→ **What is being asked**
Keep every word the same. Repeat the records without their images.

[Element data from apps and pages]
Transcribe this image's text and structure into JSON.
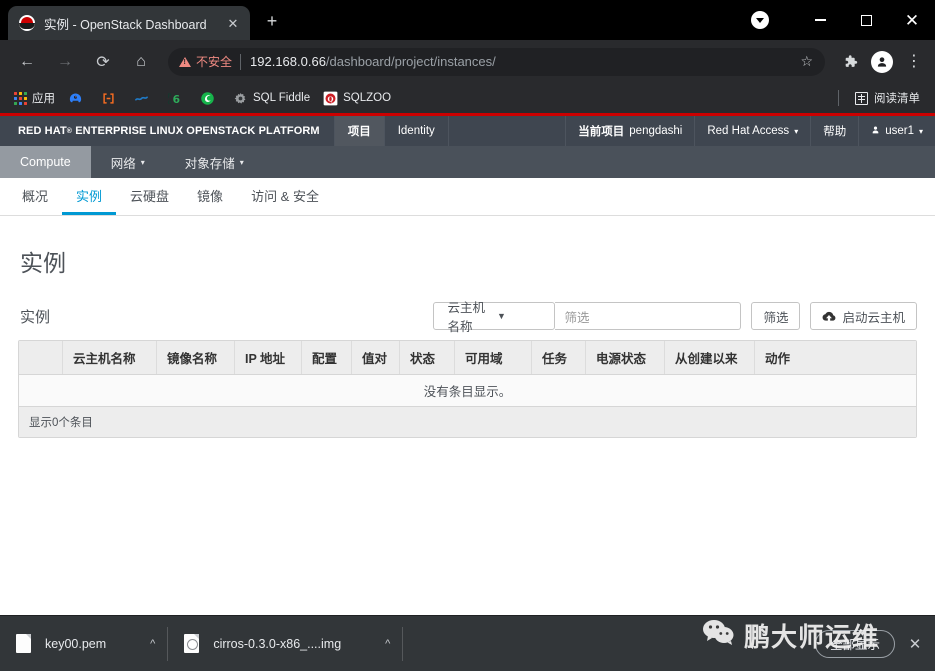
{
  "browser": {
    "tab": {
      "title": "实例 - OpenStack Dashboard",
      "favicon": "redhat-logo-icon",
      "close": "✕"
    },
    "new_tab": "+",
    "window_controls": {
      "tab_search": "tab-search-icon",
      "minimize": "minimize-icon",
      "maximize": "maximize-icon",
      "close": "✕"
    },
    "toolbar": {
      "back": "←",
      "forward": "→",
      "reload": "⟳",
      "home": "⌂",
      "security_label": "不安全",
      "url_host": "192.168.0.66",
      "url_path": "/dashboard/project/instances/",
      "bookmark_star": "☆",
      "extensions": "puzzle-piece-icon",
      "profile": "profile-avatar-icon",
      "menu": "⋮"
    },
    "bookmarks": [
      {
        "label": "应用",
        "icon": "apps-grid-icon"
      },
      {
        "label": "",
        "icon": "blue-controller-icon"
      },
      {
        "label": "",
        "icon": "orange-bracket-icon"
      },
      {
        "label": "",
        "icon": "blue-wave-icon"
      },
      {
        "label": "",
        "icon": "p6-green-icon"
      },
      {
        "label": "",
        "icon": "green-browser-icon"
      },
      {
        "label": "SQL Fiddle",
        "icon": "gray-gear-icon"
      },
      {
        "label": "SQLZOO",
        "icon": "red-badge-icon"
      }
    ],
    "reading_list": {
      "label": "阅读清单",
      "icon": "reading-list-icon"
    }
  },
  "openstack": {
    "brand": "RED HAT",
    "brand_sup": "®",
    "brand_rest": "ENTERPRISE LINUX OPENSTACK PLATFORM",
    "nav": [
      {
        "label": "项目",
        "active": true
      },
      {
        "label": "Identity",
        "active": false
      }
    ],
    "current_project_label": "当前项目",
    "current_project_name": "pengdashi",
    "redhat_access": "Red Hat Access",
    "help": "帮助",
    "user": "user1",
    "subnav": [
      {
        "label": "Compute",
        "active": true,
        "caret": false
      },
      {
        "label": "网络",
        "active": false,
        "caret": true
      },
      {
        "label": "对象存储",
        "active": false,
        "caret": true
      }
    ],
    "tabs": [
      {
        "label": "概况",
        "active": false
      },
      {
        "label": "实例",
        "active": true
      },
      {
        "label": "云硬盘",
        "active": false
      },
      {
        "label": "镜像",
        "active": false
      },
      {
        "label": "访问 & 安全",
        "active": false
      }
    ]
  },
  "page": {
    "title": "实例",
    "panel_title": "实例",
    "filter_select_value": "云主机名称",
    "filter_placeholder": "筛选",
    "filter_button": "筛选",
    "launch_button": "启动云主机",
    "table": {
      "columns": [
        "",
        "云主机名称",
        "镜像名称",
        "IP 地址",
        "配置",
        "值对",
        "状态",
        "可用域",
        "任务",
        "电源状态",
        "从创建以来",
        "动作"
      ],
      "rows": [],
      "empty_message": "没有条目显示。",
      "footer": "显示0个条目"
    }
  },
  "downloads": [
    {
      "name": "key00.pem",
      "icon": "file-icon",
      "menu": "^"
    },
    {
      "name": "cirros-0.3.0-x86_....img",
      "icon": "image-file-icon",
      "menu": "^"
    }
  ],
  "download_bar": {
    "show_all": "全部显示",
    "close": "✕"
  },
  "watermark": {
    "text": "鹏大师运维",
    "icon": "wechat-icon"
  },
  "colors": {
    "redhat_red": "#cc0000",
    "accent_blue": "#0099d3",
    "navbar": "#3f4650",
    "subnav": "#4a515a"
  }
}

→ **Answer to the exercise**
Transcribe this image's text and structure into JSON.
{
  "browser": {
    "tab": {
      "title": "实例 - OpenStack Dashboard",
      "favicon": "redhat-logo-icon",
      "close": "✕"
    },
    "new_tab": "+",
    "window_controls": {
      "tab_search": "tab-search-icon",
      "minimize": "minimize-icon",
      "maximize": "maximize-icon",
      "close": "✕"
    },
    "toolbar": {
      "back": "←",
      "forward": "→",
      "reload": "⟳",
      "home": "⌂",
      "security_label": "不安全",
      "url_host": "192.168.0.66",
      "url_path": "/dashboard/project/instances/",
      "bookmark_star": "☆",
      "extensions": "puzzle-piece-icon",
      "profile": "profile-avatar-icon",
      "menu": "⋮"
    },
    "bookmarks": [
      {
        "label": "应用",
        "icon": "apps-grid-icon"
      },
      {
        "label": "",
        "icon": "blue-controller-icon"
      },
      {
        "label": "",
        "icon": "orange-bracket-icon"
      },
      {
        "label": "",
        "icon": "blue-wave-icon"
      },
      {
        "label": "",
        "icon": "p6-green-icon"
      },
      {
        "label": "",
        "icon": "green-browser-icon"
      },
      {
        "label": "SQL Fiddle",
        "icon": "gray-gear-icon"
      },
      {
        "label": "SQLZOO",
        "icon": "red-badge-icon"
      }
    ],
    "reading_list": {
      "label": "阅读清单",
      "icon": "reading-list-icon"
    }
  },
  "openstack": {
    "brand": "RED HAT",
    "brand_sup": "®",
    "brand_rest": "ENTERPRISE LINUX OPENSTACK PLATFORM",
    "nav": [
      {
        "label": "项目",
        "active": true
      },
      {
        "label": "Identity",
        "active": false
      }
    ],
    "current_project_label": "当前项目",
    "current_project_name": "pengdashi",
    "redhat_access": "Red Hat Access",
    "help": "帮助",
    "user": "user1",
    "subnav": [
      {
        "label": "Compute",
        "active": true,
        "caret": false
      },
      {
        "label": "网络",
        "active": false,
        "caret": true
      },
      {
        "label": "对象存储",
        "active": false,
        "caret": true
      }
    ],
    "tabs": [
      {
        "label": "概况",
        "active": false
      },
      {
        "label": "实例",
        "active": true
      },
      {
        "label": "云硬盘",
        "active": false
      },
      {
        "label": "镜像",
        "active": false
      },
      {
        "label": "访问 & 安全",
        "active": false
      }
    ]
  },
  "page": {
    "title": "实例",
    "panel_title": "实例",
    "filter_select_value": "云主机名称",
    "filter_placeholder": "筛选",
    "filter_button": "筛选",
    "launch_button": "启动云主机",
    "table": {
      "columns": [
        "",
        "云主机名称",
        "镜像名称",
        "IP 地址",
        "配置",
        "值对",
        "状态",
        "可用域",
        "任务",
        "电源状态",
        "从创建以来",
        "动作"
      ],
      "rows": [],
      "empty_message": "没有条目显示。",
      "footer": "显示0个条目"
    }
  },
  "downloads": [
    {
      "name": "key00.pem",
      "icon": "file-icon",
      "menu": "^"
    },
    {
      "name": "cirros-0.3.0-x86_....img",
      "icon": "image-file-icon",
      "menu": "^"
    }
  ],
  "download_bar": {
    "show_all": "全部显示",
    "close": "✕"
  },
  "watermark": {
    "text": "鹏大师运维",
    "icon": "wechat-icon"
  },
  "colors": {
    "redhat_red": "#cc0000",
    "accent_blue": "#0099d3",
    "navbar": "#3f4650",
    "subnav": "#4a515a"
  }
}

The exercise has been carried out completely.